Season Three Episode 11- Moloch
(1980) Writer: Ben Steed / Director: Vere Lorrimer
The Liberator follows Servalan beyond the edge of Federation space where they discover a planet with a secret.
Of course it’s not as exciting as it sounds. The secret at first appears to be that they’ve invented a cabinet but it turns out the planet, Sardos, is run by a super computer that can copy anything including living matter. A rogue bunch of Federation troops have commandeered the whole place and subdued its inhabitants. It’s difficult to know where to start with an episode which is by turns dull or embarrassing and lacks even the unintentional amusement that `Ultraworld` and its giant loaf provided. This is played strictly seriously and that makes it worse.
|Uncle Jasper looked worse for wear after an hour trapped in the microwave
You can see what Ben Steed was aiming for but it’s been lost in translation, partly due to a lack of script editing and partly because of some production design mistakes. Moloch itself barely looks capable of boiling an egg and the depiction of its power is absurdly basic- put object in, a few bleeps and seconds later a card pops out which you then insert elsewhere and-bingo- your perfect copy emerges. Surely in 1980 this seemed silly but in 2012 it is beyond believability even within the confines of the Blake’s7 Universe.

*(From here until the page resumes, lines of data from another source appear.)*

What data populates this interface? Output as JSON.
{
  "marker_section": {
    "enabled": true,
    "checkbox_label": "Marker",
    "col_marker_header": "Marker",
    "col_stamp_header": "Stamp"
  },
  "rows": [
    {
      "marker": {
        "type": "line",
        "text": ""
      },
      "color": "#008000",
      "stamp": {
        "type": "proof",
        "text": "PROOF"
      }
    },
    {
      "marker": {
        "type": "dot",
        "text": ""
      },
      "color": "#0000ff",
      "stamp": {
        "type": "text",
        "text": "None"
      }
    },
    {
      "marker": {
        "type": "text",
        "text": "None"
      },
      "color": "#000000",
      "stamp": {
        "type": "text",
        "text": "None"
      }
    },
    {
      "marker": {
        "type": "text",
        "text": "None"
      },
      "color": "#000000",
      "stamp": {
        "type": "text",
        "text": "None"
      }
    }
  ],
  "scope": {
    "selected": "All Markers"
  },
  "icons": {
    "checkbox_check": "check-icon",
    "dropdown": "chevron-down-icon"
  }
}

There is insufficient explanation as to Moloch’s origins and the introduction of a floating bloke in a water tank (again badly realised) makes things even muddier. When it turns out that there is a living thing under the lid as well and that a designer thought a one eyed Einstein puppet was the way to go we are almost into surreal territory. Perhaps it’s just one of those ideas that creates too many problems for a decent story.
The episode mostly seems to avoid any development of the relationships between the Liberator crew that have occurred in recent weeks. Steed’s new characters seem designed to annoy especially Doran overplayed by Davyd Harris who pals up with Vila with excruciating results. The chief Federation officer, Grose, who challenges Servalan is played by John Hartley with a permanent scowl and you wonder why she doesn’t just shoot him right away.

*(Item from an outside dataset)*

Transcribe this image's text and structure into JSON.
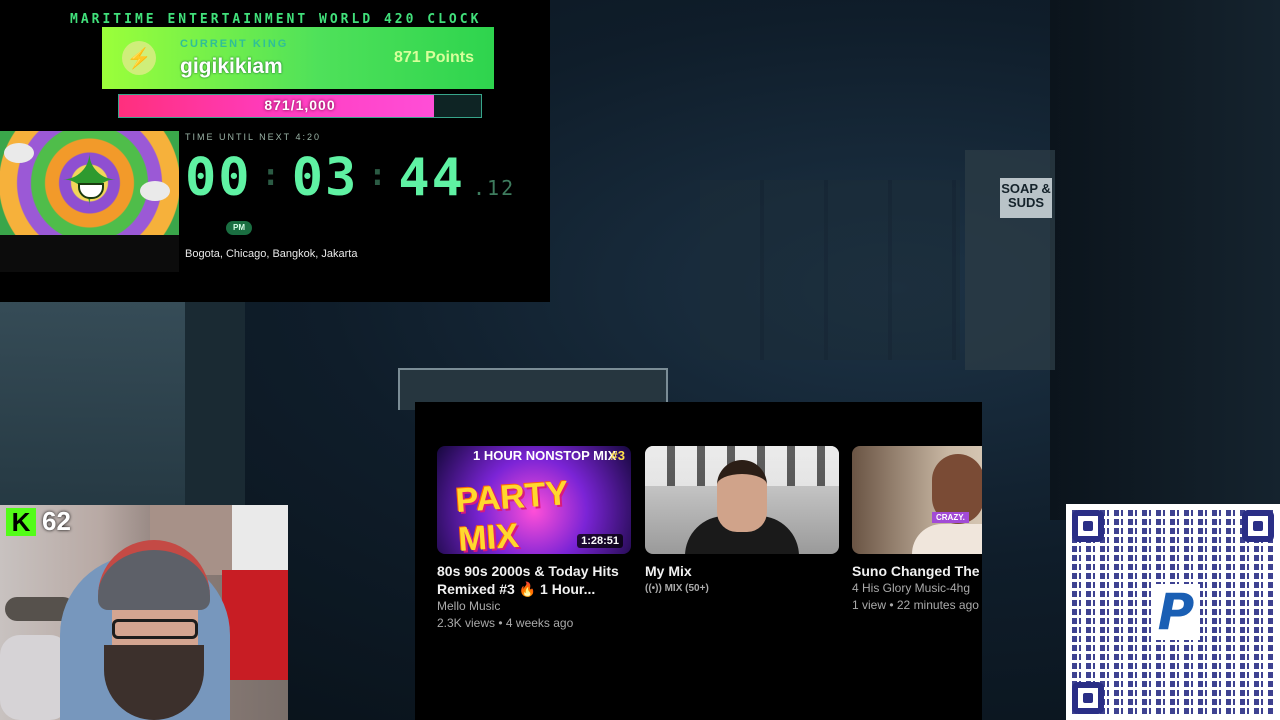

|"And I'll have a vat of porridge please Mr Moloch"
Steed offers little –and the designers even less- of a picture of what the inhabitants of the planet are about and they seem to be represented by only two attractive but badly treated women who still manage to get their hair dome somewhere and who are left alone to monitor the stars and then punished. If the Federation guards don’t trust them, why do they leave them on monitor duty?
Servalan seems uncharacteristically gullible in this episode. Her strategic skill deserts her as she travels all this way on a whim but without any back up. If there is a suggestion her power is waning and this planet is an example of how the Federation is fracturing then it never really comes across too well. And even she must be amused by the number of times she bumps into one of the Liberator crew. You can tell from the expression on Jaqueline Pearce's bemused expression how she felt about this episode.
The end result is an episode that feels like a dramatisation of an incomplete script with half formed ideas and some wobbly production. One final thing though; knowing what Federation guards are like why don’t they just use Moloch to make copies of the women? Or unlimited food? Or a stash of money? Then at least they might be chirpier.